face 11.5% HMSA hike
It would be the largest rate
increase for the medical insurer
in more than a decade
By Lyn Danninger
Hawaii Medical Service Association has asked the state Insurance Division to approve an average 11.5 percent hike in insurance premiums for small business customers on its most popular health plan. The new rate would take effect July 1, the company said yesterday.
If approved, the rate increase for the Preferred Provider Plan would be the largest for the company's small business customers in more than 10 years. In 1991, HMSA increased rates for those groups by 13.5 percent. Last year, by comparison, HMSA passed on a 5.8 percent increase to its small business customers for the same plan.
The increases, which range from 6.5 percent to 16.5 percent depending on plan usage, affect about 10,000 businesses having fewer than 100 employees. About 138,000 people make up the pool of so-called community-rated groups.
Employers will begin receiving letters announcing the increase in the second week of May, said HMSA Senior Vice President Cliff Cisco.
HMSA filed its rate request with the Insurance Division yesterday. The state has 90 days to review the filing. This is the first year the insurance division has the power to approve or disapprove rates, following passage of a rate-regulation measure last year.
HMSA's main competitor, Kaiser Permanente, filed a request with the division in October to raise its small business rates by an average of 8.7 percent effective Jan. 1. The rate was implemented as scheduled pending a ruling by the division, said Kaiser spokeswoman Jan Kagehiro.
The HMSA increase comes on the heels of a $35 million operating loss for 2002 announced in February. Kaiser announced a $2.8 million loss in February.
HMSA officials said the requested increase is necessary to make up for losses in dues income.
"Clearly the rates in 2002 were inadequate, so this is a matter of catch-up, to get ourselves back in sync with the trends," Cisco said.
Small business customers of HMSA's second most popular plan, its health maintenance organization called Health Plan Hawaii, will see an average increase of 7.8 percent if approved by the division. The increases for both plans include drug, dental and vision coverage.
HMSA had, in the past, been able to come close to break even with small to moderate rate increases for its smaller groups, said Steve Van Ribbink, HMSA's chief financial officer. But not this year.

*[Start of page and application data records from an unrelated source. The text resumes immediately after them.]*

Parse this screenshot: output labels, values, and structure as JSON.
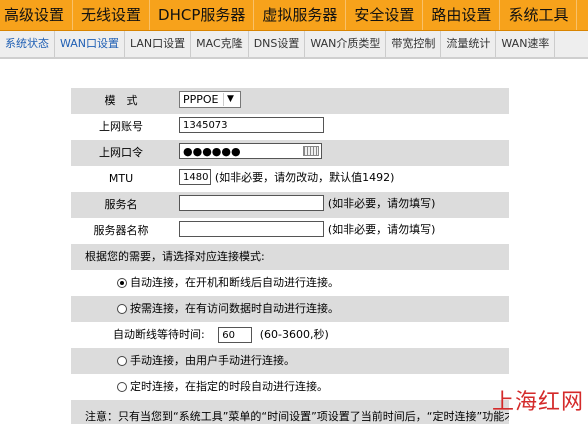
{
  "top_nav": [
    "高级设置",
    "无线设置",
    "DHCP服务器",
    "虚拟服务器",
    "安全设置",
    "路由设置",
    "系统工具"
  ],
  "sub_nav": [
    "系统状态",
    "WAN口设置",
    "LAN口设置",
    "MAC克隆",
    "DNS设置",
    "WAN介质类型",
    "带宽控制",
    "流量统计",
    "WAN速率"
  ],
  "form": {
    "mode_label": "模　式",
    "mode_value": "PPPOE",
    "account_label": "上网账号",
    "account_value": "1345073",
    "password_label": "上网口令",
    "password_value": "●●●●●●",
    "mtu_label": "MTU",
    "mtu_value": "1480",
    "mtu_note": "(如非必要，请勿改动，默认值1492)",
    "service_label": "服务名",
    "service_value": "",
    "service_note": "(如非必要，请勿填写)",
    "server_label": "服务器名称",
    "server_value": "",
    "server_note": "(如非必要，请勿填写)",
    "mode_select_prompt": "根据您的需要，请选择对应连接模式:",
    "opt_auto": "自动连接，在开机和断线后自动进行连接。",
    "opt_on_demand": "按需连接，在有访问数据时自动进行连接。",
    "idle_label": "自动断线等待时间:",
    "idle_value": "60",
    "idle_note": "(60-3600,秒)",
    "opt_manual": "手动连接，由用户手动进行连接。",
    "opt_scheduled": "定时连接，在指定的时段自动进行连接。",
    "footer_note": "注意：只有当您到“系统工具”菜单的“时间设置”项设置了当前时间后，“定时连接”功能才能生效。"
  },
  "watermark": "上海红网"
}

"We must move to catch up with medical trends. Our hospital, medical and drug costs are moving up much faster than dues payments," he said.
Van Ribbink said 95 percent of all dues collected by HMSA went to pay for health care services in 2002. Of that, 74 percent went to hospitals and physicians, prescription drugs accounted for 18 percent, and dental and vision expenses totaled 8 percent.
"The remaining 5 percent was insufficient to cover administrative costs, and investment income didn't cover it either," he said.
Another significant factor affecting last year's increased costs was Hawaii's aging population, HMSA officials said.
HMSA's Cisco said about half of the organization's membership is now more than 40 years of age, with the fastest growing segment between 50 and 64 years of age.
"About half of our membership overall is over 40 and even 20-something's go to the doctor more than they used to," he said.
The Insurance Division had no comment on yesterday's rate filing. Commissioner J.P. Schmidt was traveling on the mainland.
Hawaii Medical Service Association